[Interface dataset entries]
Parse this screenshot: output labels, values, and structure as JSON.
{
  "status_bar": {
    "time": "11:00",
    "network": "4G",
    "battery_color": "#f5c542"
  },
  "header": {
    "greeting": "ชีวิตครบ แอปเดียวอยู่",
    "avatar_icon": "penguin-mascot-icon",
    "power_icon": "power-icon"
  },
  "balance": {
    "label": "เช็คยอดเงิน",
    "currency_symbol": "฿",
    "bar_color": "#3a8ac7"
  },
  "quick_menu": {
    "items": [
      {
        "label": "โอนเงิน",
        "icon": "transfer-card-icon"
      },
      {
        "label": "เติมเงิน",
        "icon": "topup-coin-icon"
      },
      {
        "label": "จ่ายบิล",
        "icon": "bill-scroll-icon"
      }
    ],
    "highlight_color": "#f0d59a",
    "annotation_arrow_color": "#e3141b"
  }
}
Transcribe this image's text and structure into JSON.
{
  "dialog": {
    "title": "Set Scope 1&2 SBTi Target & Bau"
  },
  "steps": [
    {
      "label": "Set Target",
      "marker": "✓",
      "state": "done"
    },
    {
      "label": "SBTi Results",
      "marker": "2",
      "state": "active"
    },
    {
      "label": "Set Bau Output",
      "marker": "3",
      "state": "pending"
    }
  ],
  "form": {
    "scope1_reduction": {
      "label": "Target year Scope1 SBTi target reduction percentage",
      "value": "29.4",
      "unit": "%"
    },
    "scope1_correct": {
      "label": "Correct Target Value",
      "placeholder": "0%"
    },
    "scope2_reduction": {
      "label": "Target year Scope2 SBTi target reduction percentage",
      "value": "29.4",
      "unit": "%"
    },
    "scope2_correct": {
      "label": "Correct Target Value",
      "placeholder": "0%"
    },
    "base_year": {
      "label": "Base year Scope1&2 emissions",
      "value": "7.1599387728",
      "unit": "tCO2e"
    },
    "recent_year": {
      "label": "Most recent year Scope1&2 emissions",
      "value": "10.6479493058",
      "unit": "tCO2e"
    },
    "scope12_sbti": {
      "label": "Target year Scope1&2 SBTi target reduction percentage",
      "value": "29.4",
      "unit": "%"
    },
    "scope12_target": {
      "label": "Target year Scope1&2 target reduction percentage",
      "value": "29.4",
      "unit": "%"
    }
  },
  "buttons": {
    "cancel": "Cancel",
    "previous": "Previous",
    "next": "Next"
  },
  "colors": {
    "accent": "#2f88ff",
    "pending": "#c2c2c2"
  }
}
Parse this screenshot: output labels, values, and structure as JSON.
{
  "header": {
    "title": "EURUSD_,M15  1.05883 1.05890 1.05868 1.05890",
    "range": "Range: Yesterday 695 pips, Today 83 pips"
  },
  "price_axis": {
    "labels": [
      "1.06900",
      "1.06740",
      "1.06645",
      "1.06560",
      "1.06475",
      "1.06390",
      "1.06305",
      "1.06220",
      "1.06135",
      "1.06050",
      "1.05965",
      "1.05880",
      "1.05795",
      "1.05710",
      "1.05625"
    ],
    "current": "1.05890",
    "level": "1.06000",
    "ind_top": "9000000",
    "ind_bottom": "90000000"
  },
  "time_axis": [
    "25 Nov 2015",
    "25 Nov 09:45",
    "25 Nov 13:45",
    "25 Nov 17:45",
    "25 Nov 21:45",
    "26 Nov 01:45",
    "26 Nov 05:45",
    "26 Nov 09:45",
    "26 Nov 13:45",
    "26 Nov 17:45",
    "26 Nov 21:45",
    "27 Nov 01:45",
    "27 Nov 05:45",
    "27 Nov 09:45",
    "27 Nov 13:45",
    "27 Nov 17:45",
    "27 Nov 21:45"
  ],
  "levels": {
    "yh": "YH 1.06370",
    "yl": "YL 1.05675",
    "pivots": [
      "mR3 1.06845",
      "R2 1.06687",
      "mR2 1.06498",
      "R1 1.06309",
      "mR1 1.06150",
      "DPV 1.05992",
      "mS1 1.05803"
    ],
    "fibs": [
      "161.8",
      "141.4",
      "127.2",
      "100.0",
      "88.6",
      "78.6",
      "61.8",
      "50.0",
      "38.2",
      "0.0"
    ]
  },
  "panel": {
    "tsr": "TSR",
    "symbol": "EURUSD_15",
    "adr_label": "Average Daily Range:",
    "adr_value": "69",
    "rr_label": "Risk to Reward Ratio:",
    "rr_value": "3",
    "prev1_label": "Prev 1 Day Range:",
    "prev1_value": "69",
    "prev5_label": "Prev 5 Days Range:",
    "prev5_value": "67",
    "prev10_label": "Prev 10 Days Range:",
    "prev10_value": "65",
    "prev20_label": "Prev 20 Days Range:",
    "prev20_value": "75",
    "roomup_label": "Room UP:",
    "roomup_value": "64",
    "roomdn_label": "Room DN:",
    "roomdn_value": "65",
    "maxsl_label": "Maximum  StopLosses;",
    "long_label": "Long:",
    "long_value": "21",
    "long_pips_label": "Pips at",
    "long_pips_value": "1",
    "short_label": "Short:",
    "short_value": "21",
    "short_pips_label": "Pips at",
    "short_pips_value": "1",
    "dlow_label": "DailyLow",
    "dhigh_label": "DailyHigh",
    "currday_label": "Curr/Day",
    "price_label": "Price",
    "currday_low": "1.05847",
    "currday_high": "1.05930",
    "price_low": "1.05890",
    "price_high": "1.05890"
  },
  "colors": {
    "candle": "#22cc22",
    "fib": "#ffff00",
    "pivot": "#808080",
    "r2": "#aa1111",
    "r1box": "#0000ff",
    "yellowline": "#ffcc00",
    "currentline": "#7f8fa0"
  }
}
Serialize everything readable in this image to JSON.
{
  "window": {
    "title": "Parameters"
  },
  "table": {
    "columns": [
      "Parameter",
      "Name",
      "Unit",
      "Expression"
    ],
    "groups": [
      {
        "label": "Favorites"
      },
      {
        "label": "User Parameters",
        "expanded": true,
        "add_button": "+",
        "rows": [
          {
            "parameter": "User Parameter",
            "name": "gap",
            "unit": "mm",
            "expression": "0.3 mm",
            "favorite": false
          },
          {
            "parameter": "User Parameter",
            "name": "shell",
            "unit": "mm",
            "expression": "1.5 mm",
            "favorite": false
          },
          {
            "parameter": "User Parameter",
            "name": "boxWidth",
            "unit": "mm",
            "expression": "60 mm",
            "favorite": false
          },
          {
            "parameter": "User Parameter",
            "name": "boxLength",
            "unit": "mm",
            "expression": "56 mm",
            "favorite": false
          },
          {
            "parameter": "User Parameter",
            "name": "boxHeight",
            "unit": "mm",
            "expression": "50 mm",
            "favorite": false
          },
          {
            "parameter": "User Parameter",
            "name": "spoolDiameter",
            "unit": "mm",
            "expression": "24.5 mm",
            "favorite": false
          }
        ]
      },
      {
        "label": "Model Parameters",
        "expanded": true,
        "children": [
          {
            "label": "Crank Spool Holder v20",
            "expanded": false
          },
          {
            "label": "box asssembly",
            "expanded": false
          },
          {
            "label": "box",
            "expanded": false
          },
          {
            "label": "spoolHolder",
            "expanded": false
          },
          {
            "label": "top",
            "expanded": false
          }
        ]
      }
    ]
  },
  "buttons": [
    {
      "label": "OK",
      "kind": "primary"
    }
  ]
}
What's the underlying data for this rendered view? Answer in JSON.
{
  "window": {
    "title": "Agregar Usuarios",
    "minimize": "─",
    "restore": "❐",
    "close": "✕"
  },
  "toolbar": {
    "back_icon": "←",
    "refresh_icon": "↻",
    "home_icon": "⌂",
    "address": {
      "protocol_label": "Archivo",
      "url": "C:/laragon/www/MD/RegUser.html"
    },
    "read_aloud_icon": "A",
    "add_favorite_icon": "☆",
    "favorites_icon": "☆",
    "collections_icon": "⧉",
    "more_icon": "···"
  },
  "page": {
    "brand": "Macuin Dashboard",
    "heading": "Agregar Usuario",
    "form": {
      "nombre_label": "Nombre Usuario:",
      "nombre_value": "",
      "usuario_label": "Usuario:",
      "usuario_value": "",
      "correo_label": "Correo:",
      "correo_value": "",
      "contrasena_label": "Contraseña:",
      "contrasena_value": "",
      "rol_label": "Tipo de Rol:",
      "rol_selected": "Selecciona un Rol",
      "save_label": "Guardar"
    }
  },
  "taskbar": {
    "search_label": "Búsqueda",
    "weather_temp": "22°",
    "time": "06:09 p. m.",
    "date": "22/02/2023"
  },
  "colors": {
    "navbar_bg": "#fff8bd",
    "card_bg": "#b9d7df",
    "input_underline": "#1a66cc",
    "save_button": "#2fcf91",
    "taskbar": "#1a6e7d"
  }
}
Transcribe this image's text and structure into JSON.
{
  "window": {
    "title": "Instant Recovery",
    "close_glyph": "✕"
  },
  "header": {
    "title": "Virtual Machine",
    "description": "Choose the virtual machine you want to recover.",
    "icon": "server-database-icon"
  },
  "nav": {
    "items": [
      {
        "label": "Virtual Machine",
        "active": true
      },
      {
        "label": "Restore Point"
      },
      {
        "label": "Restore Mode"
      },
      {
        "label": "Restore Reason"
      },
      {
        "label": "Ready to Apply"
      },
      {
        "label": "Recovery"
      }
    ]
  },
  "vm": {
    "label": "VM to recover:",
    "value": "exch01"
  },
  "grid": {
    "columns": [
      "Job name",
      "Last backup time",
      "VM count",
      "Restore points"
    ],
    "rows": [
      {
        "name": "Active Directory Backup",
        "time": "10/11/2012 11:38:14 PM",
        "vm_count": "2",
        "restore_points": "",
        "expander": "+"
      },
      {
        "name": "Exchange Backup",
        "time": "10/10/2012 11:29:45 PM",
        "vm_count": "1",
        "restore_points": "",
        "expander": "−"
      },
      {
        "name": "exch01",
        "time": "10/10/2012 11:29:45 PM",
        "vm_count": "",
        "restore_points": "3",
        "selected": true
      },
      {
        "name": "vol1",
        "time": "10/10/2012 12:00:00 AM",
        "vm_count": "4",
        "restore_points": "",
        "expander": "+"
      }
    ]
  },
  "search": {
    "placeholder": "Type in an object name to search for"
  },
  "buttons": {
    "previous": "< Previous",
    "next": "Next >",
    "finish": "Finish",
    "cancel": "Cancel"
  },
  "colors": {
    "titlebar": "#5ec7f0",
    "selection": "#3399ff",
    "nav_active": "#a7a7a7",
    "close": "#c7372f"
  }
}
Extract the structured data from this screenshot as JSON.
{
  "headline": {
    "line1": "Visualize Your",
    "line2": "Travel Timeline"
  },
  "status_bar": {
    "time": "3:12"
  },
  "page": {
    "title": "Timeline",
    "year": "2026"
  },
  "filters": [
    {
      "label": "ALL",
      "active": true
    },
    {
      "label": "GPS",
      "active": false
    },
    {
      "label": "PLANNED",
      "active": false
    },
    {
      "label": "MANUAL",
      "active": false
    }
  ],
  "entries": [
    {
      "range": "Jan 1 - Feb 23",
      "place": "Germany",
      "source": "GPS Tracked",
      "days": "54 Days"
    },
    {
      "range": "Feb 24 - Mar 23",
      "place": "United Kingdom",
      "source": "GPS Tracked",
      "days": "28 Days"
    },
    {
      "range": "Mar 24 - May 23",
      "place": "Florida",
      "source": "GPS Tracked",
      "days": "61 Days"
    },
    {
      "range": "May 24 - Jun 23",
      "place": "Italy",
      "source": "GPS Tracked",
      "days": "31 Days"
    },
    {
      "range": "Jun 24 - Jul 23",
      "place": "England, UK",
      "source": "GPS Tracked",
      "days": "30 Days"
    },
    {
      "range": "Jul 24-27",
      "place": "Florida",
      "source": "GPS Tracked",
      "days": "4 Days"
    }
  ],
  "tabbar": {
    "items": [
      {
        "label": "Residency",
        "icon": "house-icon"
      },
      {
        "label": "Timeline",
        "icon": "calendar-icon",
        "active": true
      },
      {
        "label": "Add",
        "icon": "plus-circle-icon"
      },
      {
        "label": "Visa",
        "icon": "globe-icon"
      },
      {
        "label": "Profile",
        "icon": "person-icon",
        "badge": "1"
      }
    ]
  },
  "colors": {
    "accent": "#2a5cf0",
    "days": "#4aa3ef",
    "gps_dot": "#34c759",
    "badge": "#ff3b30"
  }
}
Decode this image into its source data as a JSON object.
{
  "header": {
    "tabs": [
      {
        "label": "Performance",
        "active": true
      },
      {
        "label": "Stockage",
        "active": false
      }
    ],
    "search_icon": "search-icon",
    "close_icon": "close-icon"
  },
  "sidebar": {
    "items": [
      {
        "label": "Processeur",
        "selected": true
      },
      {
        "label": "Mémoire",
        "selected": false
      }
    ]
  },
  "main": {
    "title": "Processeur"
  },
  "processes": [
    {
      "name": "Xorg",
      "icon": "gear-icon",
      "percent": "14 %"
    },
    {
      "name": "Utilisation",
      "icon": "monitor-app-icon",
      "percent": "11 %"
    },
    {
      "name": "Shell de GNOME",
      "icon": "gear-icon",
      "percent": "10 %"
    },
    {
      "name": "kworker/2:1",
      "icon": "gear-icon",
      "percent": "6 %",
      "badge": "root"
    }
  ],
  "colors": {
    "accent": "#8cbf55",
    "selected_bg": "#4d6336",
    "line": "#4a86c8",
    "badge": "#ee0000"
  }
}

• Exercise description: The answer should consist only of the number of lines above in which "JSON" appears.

• Response for this exercise: 8